When you find the word "JSON" in a line of the entries, please copy the whole line.

[Data about app and page elements]
# # # # #
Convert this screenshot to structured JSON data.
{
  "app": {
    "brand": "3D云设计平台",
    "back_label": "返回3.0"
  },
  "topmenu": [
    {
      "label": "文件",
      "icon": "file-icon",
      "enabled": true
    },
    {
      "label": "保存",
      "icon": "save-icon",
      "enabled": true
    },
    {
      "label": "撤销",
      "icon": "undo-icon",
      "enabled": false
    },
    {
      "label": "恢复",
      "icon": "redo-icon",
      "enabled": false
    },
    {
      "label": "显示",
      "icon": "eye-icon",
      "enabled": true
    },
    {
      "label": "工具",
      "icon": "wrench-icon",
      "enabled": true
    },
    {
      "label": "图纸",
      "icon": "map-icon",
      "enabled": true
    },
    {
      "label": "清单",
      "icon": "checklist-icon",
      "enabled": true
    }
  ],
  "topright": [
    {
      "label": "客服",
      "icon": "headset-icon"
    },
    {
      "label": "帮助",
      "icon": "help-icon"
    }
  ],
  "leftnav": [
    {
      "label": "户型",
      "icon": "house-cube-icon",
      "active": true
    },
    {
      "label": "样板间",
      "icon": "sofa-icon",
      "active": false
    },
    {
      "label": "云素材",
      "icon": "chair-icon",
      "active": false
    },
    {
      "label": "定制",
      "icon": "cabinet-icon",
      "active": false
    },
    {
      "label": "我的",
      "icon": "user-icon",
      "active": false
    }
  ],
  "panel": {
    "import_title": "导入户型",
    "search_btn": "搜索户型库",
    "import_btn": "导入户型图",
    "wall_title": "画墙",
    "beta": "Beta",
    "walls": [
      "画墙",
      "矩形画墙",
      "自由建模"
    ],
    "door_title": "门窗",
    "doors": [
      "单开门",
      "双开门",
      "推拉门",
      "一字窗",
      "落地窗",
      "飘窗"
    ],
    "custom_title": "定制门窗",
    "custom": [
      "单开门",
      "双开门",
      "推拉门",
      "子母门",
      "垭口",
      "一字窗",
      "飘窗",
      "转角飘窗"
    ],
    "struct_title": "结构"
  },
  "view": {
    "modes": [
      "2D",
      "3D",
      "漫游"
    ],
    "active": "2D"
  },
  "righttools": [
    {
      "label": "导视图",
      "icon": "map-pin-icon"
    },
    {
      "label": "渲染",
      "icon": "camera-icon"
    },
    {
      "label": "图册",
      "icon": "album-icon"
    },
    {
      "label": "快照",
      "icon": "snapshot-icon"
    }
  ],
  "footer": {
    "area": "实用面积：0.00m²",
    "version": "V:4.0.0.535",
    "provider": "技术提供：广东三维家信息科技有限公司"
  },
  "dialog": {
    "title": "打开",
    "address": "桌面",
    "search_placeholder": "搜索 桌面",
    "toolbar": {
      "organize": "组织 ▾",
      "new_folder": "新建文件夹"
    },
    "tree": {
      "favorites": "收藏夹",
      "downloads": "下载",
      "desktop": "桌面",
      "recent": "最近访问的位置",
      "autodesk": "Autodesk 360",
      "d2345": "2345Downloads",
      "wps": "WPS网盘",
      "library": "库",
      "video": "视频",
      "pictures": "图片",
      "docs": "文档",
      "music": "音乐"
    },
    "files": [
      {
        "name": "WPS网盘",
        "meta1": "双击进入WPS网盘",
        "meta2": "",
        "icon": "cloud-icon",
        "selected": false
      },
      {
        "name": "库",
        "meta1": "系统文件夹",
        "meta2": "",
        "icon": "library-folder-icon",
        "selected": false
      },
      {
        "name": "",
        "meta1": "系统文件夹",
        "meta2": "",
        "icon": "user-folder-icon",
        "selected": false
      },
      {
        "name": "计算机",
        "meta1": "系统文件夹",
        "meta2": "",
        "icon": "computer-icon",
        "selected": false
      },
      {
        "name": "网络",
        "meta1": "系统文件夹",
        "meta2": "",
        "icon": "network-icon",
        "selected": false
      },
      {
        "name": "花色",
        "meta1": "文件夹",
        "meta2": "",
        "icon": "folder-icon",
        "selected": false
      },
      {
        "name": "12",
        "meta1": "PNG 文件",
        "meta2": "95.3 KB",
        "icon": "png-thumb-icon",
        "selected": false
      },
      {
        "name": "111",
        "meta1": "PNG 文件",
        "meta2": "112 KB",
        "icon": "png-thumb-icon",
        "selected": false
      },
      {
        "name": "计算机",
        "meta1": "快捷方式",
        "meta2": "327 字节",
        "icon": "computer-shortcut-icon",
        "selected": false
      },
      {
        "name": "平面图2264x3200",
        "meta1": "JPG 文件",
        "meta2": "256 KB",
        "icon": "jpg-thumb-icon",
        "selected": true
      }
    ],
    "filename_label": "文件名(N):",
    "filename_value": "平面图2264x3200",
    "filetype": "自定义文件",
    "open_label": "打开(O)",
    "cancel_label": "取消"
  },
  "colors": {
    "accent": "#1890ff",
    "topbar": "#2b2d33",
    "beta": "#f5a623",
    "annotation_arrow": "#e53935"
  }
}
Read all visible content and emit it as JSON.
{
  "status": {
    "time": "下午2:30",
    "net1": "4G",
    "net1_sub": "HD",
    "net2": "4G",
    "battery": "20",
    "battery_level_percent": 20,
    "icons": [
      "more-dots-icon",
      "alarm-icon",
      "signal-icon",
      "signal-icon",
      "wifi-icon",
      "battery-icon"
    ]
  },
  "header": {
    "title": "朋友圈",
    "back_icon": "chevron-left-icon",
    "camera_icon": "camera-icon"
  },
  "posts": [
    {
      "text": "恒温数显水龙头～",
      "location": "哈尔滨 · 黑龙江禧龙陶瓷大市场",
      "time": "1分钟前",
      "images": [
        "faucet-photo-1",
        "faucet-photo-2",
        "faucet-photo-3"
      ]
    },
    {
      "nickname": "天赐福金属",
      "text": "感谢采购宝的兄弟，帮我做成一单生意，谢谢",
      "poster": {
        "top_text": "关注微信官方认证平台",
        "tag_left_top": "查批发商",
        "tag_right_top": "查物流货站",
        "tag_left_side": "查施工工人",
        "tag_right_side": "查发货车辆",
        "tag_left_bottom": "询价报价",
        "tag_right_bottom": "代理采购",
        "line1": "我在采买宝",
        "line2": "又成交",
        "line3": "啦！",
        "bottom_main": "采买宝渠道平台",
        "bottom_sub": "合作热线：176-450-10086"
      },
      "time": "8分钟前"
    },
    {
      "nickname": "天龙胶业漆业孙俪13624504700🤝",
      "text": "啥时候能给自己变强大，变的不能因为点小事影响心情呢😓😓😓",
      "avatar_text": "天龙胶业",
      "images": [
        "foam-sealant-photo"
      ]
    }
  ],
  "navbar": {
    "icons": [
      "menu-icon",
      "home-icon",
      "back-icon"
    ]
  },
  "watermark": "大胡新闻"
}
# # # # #
## Task response
Convert this screenshot to structured JSON data.
Read all visible content and emit it as JSON.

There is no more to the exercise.